▸ Problem to solve:
The answer must be every line of the records below that holds the word "Grayscale".

▸ Provided records:

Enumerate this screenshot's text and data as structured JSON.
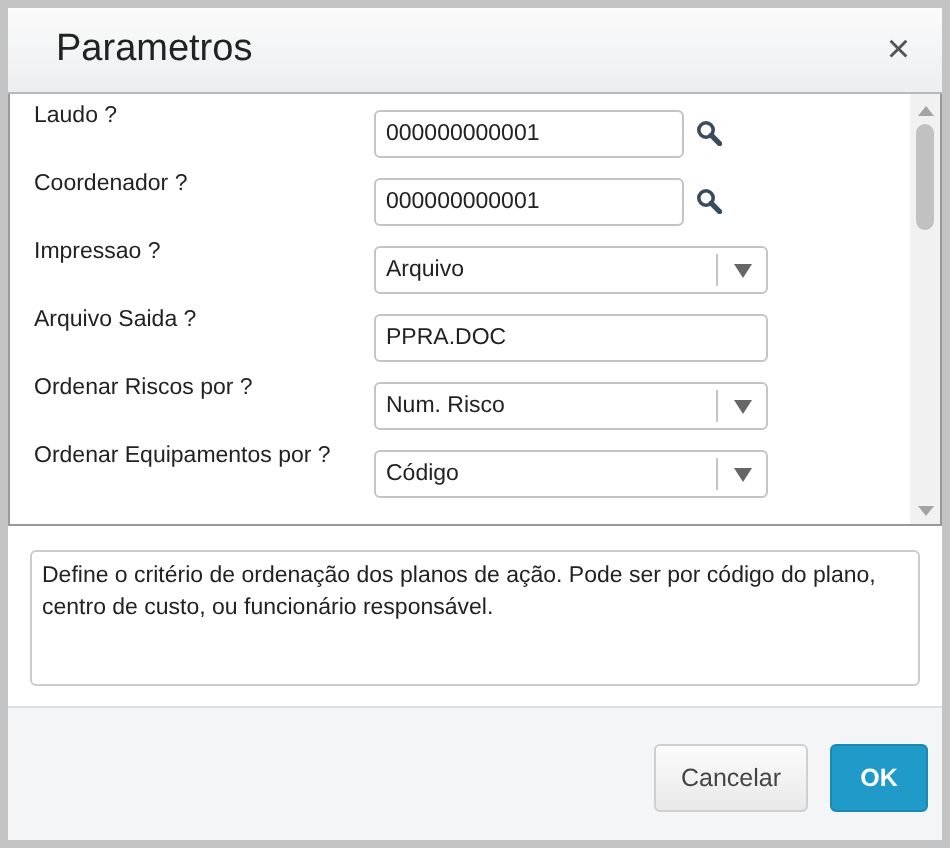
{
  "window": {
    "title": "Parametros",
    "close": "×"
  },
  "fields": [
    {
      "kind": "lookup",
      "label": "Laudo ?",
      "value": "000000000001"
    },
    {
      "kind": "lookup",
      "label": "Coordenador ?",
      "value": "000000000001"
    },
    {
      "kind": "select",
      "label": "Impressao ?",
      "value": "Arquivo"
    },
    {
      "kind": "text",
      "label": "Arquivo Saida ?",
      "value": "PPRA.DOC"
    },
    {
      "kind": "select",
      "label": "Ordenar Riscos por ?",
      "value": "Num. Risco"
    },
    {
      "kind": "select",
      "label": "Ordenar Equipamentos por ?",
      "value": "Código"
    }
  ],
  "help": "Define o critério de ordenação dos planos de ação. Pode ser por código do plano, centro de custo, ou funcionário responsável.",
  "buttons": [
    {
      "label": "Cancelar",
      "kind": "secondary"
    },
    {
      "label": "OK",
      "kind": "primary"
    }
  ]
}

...

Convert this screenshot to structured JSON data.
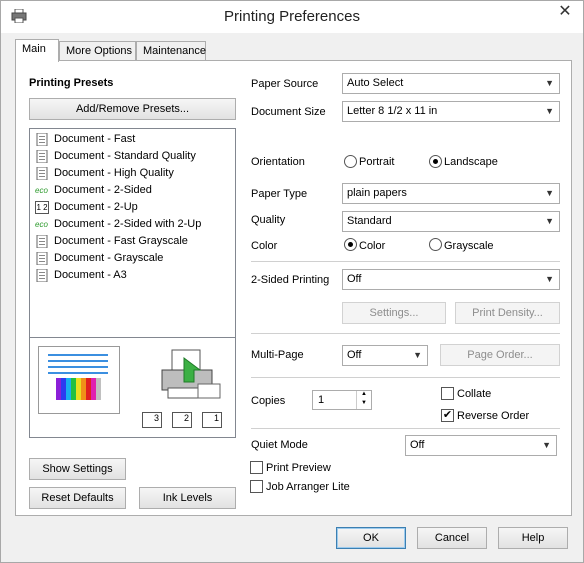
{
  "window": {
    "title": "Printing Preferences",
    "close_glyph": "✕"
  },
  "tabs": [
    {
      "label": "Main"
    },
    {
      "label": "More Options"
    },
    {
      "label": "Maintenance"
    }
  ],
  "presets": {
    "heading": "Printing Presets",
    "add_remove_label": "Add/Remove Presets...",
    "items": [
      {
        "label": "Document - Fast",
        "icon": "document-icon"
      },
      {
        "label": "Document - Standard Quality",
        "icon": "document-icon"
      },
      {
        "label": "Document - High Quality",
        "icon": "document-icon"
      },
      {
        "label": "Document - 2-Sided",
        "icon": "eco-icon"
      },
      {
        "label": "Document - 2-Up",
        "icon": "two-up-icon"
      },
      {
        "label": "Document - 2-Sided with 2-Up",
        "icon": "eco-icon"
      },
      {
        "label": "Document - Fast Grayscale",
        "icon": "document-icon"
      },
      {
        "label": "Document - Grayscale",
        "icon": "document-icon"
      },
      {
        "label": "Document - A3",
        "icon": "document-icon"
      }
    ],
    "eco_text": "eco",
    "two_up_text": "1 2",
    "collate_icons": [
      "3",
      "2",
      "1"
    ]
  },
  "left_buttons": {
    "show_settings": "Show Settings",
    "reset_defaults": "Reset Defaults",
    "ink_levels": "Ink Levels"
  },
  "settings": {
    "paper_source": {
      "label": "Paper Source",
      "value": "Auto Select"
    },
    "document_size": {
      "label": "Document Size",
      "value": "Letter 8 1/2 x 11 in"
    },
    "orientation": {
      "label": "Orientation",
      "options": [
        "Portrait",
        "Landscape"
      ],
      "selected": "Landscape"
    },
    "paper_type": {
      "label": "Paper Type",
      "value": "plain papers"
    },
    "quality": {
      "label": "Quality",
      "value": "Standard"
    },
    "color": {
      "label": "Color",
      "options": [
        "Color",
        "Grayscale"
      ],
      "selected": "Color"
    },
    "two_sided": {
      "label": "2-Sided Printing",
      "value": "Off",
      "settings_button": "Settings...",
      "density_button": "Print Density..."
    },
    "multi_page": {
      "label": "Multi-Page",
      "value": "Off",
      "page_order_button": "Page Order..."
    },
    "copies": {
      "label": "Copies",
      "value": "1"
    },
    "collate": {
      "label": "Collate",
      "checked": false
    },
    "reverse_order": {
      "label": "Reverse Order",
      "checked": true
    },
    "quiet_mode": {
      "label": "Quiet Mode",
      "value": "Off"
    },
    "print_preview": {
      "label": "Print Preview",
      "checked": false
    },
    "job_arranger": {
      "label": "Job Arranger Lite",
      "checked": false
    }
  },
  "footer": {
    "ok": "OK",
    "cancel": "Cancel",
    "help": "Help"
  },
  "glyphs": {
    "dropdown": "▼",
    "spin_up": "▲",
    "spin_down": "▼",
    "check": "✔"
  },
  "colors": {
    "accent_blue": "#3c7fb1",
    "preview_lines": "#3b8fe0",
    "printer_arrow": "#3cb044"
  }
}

▸ Solution to this task:
        "label": "Document - Fast Grayscale",
        "label": "Document - Grayscale",
        "Grayscale"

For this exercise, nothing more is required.